. In addition, it might be also argued that the unequal number of voxels included in the different ROIs assessed might have favored the detection of significant differences in smaller regions, such as the medial temporal lobe (in opposition to orbitofrontal or dorsolateral prefrontal cortices, for instance). In any case, we also performed a whole-brain analysis, and, even at an uncorrected significances threshold, we only observed a volume decrease in the left precentral region of excess weight participants, but no findings were observed in the prefrontal cortex or the striatum.

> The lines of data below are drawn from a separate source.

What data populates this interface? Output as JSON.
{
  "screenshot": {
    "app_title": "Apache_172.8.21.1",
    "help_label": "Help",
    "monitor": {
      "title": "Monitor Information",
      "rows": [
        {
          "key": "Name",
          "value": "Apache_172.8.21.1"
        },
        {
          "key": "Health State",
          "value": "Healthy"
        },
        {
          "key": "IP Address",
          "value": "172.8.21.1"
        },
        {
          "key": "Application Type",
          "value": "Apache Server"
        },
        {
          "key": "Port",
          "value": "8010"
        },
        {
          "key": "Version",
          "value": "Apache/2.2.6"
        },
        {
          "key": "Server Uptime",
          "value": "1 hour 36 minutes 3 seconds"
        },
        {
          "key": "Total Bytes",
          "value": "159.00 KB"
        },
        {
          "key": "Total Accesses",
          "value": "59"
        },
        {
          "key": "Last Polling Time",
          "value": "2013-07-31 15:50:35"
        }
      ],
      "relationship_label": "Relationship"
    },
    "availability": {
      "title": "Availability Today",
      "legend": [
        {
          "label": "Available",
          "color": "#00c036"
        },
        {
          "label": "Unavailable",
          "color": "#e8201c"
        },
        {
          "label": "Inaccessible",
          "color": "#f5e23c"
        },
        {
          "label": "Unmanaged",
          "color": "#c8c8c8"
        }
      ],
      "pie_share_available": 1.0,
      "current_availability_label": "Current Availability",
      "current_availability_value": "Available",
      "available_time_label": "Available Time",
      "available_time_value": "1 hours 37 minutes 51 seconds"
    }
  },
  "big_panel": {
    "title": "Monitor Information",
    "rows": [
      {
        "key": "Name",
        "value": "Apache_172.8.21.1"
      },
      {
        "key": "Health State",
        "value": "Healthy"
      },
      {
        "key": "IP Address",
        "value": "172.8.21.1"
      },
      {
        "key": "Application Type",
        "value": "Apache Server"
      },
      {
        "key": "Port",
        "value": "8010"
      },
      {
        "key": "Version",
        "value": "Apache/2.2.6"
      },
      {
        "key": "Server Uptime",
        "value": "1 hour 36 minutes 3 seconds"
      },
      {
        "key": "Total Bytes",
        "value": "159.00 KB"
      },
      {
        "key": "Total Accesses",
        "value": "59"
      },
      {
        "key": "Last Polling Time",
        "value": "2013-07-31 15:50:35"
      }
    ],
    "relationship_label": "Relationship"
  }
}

In summary, here we report that, in comparison to lean controls, adolescents with excess weight (including participants meeting criteria for overweight and obesity) have increased right hippocampal volume, a brain region related to emotional and motivational aspects of food intake. Somewhat unexpectedly, personality and cognitive measures were mainly correlated with the volume of the second somatosensory region, although significant findings were also observed in the dorsolateral prefrontal cortex in relation to measures of inhibitory control. In any case, the lack of significant differences in the behavioral measures and the fact that correlation analyses grasped some of the potential correlates of adolescent obesity in the prefrontal cortex supports our initial assumption that the assessment of the correlations between neuroimaging and behavioural data is more sensitive than any of these two approaches on its own.